Alistair Roberts, the near-mythical folk man from Glasgow, appears with a wonderfully worn guitar and a set of vintage-valued songs. Based heavily on traditional ballads, the tragic rough vocals and his woven earthy guitar make his short set a one to remember; patchwork iconography and woollen aural aesthetics are the mode du jour. And finally, to round off the night, eagleowl “headlining by default” are on stage with their own small set. They’re currently catching alight in terms of press attention, garnering support from The Scotsman and The Skinny, have released a few singles. This two-piece cello and guitar band is on its way up in the world. Think Sparklehorse or The Miserable Rich and while they’re mostly similar at face value to The xx, (albeit clearly detached from the r n’b influences) they’re wonderfully distinct from anything you’ll have heard; at the same time slotting perfectly into anti-folk indie canon but retaining a pure, unique voice of its own.
Nevertheless, their sound is undeniably, almost uncomfortably confidential; when lead vocalist Bart sings in his hushed, shadowy manner it’s almost as if they’re opening a door on some innermost secret. Their lyrics are entwined with raw emotion and feeling like a vine growing up the side of an old house, rooted right into the mortar and brick. Put simply, they sound beautiful, absolutely beautiful. It’s private and gorgeous and crystalline and you don’t want them to stop playing when they are finished.
Rating: Iliop DDD, Douglas Firs DDDDD, The Wee Rogue DDDD, Alistair Roberts DDDD, eagleowl DDDD
October 13, 2010
Strawberry Ocean Sea

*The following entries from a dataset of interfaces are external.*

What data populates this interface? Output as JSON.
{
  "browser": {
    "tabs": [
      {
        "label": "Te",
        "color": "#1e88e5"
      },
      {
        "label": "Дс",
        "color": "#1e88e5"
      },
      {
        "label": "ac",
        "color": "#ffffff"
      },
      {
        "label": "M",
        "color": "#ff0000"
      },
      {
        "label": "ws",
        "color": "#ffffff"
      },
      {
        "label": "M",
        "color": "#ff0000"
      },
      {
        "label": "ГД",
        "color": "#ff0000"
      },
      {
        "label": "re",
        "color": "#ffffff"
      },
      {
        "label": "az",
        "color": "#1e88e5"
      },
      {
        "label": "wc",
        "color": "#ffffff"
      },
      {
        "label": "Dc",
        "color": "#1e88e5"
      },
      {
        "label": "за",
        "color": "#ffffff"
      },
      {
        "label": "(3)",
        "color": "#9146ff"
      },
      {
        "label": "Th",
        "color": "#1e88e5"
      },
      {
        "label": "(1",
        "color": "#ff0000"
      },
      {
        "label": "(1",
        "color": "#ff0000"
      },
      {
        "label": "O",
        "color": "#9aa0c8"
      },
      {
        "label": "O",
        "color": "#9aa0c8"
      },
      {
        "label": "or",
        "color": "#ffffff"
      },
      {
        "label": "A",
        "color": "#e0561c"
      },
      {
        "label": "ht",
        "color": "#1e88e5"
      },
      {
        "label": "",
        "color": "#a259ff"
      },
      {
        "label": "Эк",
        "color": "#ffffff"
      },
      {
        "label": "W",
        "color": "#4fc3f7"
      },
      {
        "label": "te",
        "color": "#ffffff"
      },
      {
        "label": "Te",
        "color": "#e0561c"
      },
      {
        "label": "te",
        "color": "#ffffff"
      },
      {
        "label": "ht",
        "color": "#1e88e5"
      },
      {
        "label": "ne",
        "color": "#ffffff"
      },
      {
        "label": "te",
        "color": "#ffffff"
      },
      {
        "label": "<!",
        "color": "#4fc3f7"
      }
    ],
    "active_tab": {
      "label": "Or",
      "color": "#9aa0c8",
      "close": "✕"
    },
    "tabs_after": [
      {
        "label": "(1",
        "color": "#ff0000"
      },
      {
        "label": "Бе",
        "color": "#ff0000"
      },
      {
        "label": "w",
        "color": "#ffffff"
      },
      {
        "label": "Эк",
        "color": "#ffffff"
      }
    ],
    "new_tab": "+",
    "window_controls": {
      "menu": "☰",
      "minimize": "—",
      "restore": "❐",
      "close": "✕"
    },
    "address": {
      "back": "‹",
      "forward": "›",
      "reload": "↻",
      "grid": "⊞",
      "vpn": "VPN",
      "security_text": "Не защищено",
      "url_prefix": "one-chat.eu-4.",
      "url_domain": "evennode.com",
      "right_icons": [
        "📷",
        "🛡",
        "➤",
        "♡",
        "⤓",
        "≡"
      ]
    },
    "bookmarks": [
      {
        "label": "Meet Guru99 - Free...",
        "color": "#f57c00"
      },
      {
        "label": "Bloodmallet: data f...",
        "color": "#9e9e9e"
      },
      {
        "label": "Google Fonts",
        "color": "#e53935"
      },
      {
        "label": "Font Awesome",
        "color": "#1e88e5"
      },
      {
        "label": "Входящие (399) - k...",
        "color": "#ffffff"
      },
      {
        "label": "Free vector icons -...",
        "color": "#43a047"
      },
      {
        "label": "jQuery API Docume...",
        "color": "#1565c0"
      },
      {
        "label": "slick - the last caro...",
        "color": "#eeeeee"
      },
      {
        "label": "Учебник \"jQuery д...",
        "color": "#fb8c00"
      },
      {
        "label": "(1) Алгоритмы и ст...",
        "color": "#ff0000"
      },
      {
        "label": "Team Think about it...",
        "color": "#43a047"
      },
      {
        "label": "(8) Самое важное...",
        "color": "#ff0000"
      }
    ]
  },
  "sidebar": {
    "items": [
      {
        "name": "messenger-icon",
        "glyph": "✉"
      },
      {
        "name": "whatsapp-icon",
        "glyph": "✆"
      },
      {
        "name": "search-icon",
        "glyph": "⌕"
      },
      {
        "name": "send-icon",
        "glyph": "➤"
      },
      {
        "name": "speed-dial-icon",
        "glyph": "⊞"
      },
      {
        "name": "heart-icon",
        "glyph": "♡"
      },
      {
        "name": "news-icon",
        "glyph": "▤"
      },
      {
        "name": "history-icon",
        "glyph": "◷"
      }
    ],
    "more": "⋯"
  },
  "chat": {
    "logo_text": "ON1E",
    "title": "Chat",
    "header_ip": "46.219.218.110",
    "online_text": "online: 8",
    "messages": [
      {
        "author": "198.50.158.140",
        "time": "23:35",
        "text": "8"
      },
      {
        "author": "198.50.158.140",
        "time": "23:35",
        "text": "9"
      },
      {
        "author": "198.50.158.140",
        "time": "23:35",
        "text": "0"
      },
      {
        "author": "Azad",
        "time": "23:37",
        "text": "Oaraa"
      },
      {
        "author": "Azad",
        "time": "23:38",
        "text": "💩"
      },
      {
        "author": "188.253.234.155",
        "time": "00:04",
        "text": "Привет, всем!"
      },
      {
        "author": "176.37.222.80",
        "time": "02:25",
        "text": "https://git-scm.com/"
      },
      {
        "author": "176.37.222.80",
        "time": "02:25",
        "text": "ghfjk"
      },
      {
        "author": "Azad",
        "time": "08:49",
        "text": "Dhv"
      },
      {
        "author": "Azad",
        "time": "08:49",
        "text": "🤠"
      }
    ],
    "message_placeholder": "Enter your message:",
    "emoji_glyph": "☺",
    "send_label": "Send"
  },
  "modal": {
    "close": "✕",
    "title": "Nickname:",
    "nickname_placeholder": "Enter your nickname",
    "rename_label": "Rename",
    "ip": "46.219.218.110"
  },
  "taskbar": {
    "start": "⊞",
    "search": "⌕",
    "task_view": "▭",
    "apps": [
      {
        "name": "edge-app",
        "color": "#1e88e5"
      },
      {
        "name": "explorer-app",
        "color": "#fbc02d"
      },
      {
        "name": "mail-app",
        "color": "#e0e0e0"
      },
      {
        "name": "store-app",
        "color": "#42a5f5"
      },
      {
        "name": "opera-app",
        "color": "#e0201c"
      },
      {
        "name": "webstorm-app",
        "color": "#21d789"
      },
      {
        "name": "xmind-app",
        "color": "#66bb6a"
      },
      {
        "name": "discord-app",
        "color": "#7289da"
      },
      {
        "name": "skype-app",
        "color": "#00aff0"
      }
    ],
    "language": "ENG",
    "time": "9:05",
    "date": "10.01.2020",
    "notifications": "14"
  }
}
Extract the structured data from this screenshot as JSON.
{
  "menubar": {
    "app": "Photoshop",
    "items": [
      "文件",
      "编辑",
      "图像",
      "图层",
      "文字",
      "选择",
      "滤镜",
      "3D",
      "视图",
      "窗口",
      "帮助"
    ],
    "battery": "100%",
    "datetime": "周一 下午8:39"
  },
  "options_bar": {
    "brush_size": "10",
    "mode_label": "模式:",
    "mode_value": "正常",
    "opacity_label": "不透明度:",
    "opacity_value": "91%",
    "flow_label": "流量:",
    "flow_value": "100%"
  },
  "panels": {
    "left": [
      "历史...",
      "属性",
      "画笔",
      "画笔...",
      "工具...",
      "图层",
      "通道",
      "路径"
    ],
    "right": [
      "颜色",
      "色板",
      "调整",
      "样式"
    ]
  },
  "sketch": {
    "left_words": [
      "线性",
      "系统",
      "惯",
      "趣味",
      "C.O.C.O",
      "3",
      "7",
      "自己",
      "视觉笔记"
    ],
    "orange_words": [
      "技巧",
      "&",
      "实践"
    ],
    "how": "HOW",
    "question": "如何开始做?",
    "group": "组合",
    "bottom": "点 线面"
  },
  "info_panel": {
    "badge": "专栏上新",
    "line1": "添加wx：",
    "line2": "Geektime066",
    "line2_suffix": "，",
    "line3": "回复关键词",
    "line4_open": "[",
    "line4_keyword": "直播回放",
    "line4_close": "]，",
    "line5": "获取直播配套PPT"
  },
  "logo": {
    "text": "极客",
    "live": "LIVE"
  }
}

Strawberry Ocean Sea are a alternative act in the mould of mountain-dwelling indie kids Woods or the euphoric Aussie band The Temper Trap. Formed from the remnants of a previous, similarly hotly tipped band called The Apple Scruffs, they’re from Glasgow (but are playing Wee Red Bar soon, so they get a mention), have recently been featured in The Sun’s Ones To Watch section (they scanned the article and uploaded it here), and were recently endorsed by Glasvegas frontman James Allan. Oh, and the band name was part-inspired by a dream, part-inspired by a Paul McCartney album – like all good things in life.
The opening riff to Enough is Enough could be mistaken for a Pigeon Detectives intro, but it comfortably moves into territory occupied by more experimental groups – although lead singer Jonny Skinner’s vocals are very much in the style of Dougy Moudagi (Temper Trap) or a young Bono, they’ll also remind you of Beach House‘s Victoria Legrand – especially on the less guitar driven tracks like Do It. Although unsigned, their demos on their MySpace page are pretty decently recorded – and if anything, the rough-hewn, DIY sound quality brings out the banshee in Skinner’s voice – giving the band a certain waif-like quality that sets them apart from other guitar-indie bands on the circuit. For an unsigned band their sound is remarkably fully-formed – give ‘em a listen.